Margaret Cho feels ‘scared to go out’ as anti-Asian racism soars in America

Josh Milton
·2-min read

Bisexual actor Margaret Cho has said she feels like a “target” amid a dizzying and alarming surge in anti-Asian racism in America.

Speaking to Monét X Change and Lady Bunny on the Ebony & Irony podcast, Cho commented on the rise in violence against the Asian community in San Francisco, California, where she grew up.

Only last month, startling scenes of older Asian women being brazenly battered in the Bay Area took place in the lead up to the Lunar New Year holiday last month.
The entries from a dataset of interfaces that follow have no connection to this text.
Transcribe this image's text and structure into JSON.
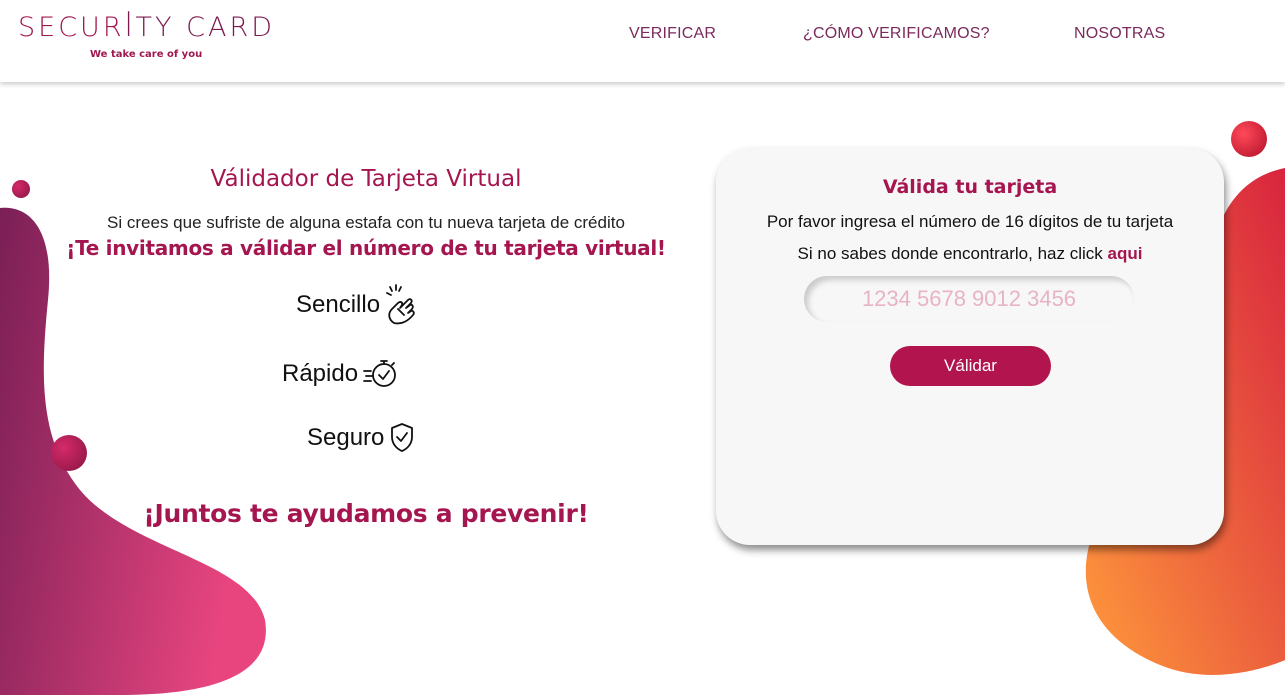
{
  "header": {
    "logo_text_a": "SECUR",
    "logo_text_b": "TY CARD",
    "logo_tagline": "We take care of you",
    "nav": [
      {
        "label": "VERIFICAR"
      },
      {
        "label": "¿CÓMO VERIFICAMOS?"
      },
      {
        "label": "NOSOTRAS"
      }
    ]
  },
  "hero": {
    "title": "Válidador de Tarjeta Virtual",
    "subtitle": "Si crees que sufriste de alguna estafa con tu nueva tarjeta de crédito",
    "invite": "¡Te invitamos a válidar el número de tu tarjeta virtual!",
    "features": [
      {
        "label": "Sencillo",
        "icon": "crossed-fingers-icon"
      },
      {
        "label": "Rápido",
        "icon": "stopwatch-icon"
      },
      {
        "label": "Seguro",
        "icon": "shield-check-icon"
      }
    ],
    "closing": "¡Juntos te ayudamos a prevenir!"
  },
  "card": {
    "title": "Válida tu tarjeta",
    "instructions": "Por favor ingresa el número de 16 dígitos de tu tarjeta",
    "help_text": "Si no sabes donde encontrarlo, haz click",
    "help_link": "aqui",
    "input_placeholder": "1234 5678 9012 3456",
    "input_value": "",
    "button_label": "Válidar"
  },
  "colors": {
    "brand": "#a5154f",
    "button": "#b2144e",
    "nav": "#7a2a5b",
    "blob_left_start": "#7a1f56",
    "blob_left_end": "#e8457f",
    "blob_right_start": "#ff9a3c",
    "blob_right_end": "#d8243e"
  }
}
The killing of eight people working at spas in Atlanta, Georgia, including six Asian women, has fuelled outrage, frustration and despair over the nation’s longstanding failure to curb anti-Asian sentiment.

Margaret Cho: ‘I’m scared to go out’

Margaret Cho echoed this sense of fear and forced vigilance. “I’m scared to go out,” the 52-year-old said.

“As an older Asian woman, it’s actually like, it’s hard out there for people like me. It’s very much like being the target.”

Cho went on to reflect on how this simmering hatred towards Asian people, regardless of who perpertrates it, has a common cause – white supremacy.

“Even though there are instances of Black-on-Asian violence, it’s still because of white supremacy,” she said.

“We’re put together from this idea of the myth of the model minority, and that statement is such a damaging one — to be a model minority — because it makes it seem like other minorities are not the model.”

She added: “It pits us against each other as if our only value is our relationship to the white patriarchy.”

It comes after the Grammy-nominated stand-up comedian told PBS News Hour Weekend how, for some Asian Americans, racism is a “deep well of shame” which prompts some not to report the violence they face to the authorities.

“I think this practice comes out of PTSD from wartime, you know, and having all of these things occur in your family’s history,” she said.

“And then to bring it over here looking for the American dream, for some kind of escape from all of the trauma that we experience there.

“And then to have this new, new terrible thing, racism, which my family experienced, such intense racism coming to San Francisco from Korea in 1964 that they’ve never discussed.

“I think all of these incidents now bring up so much shame, so much heartache, so much past trauma that I’m sure this is so underreported.”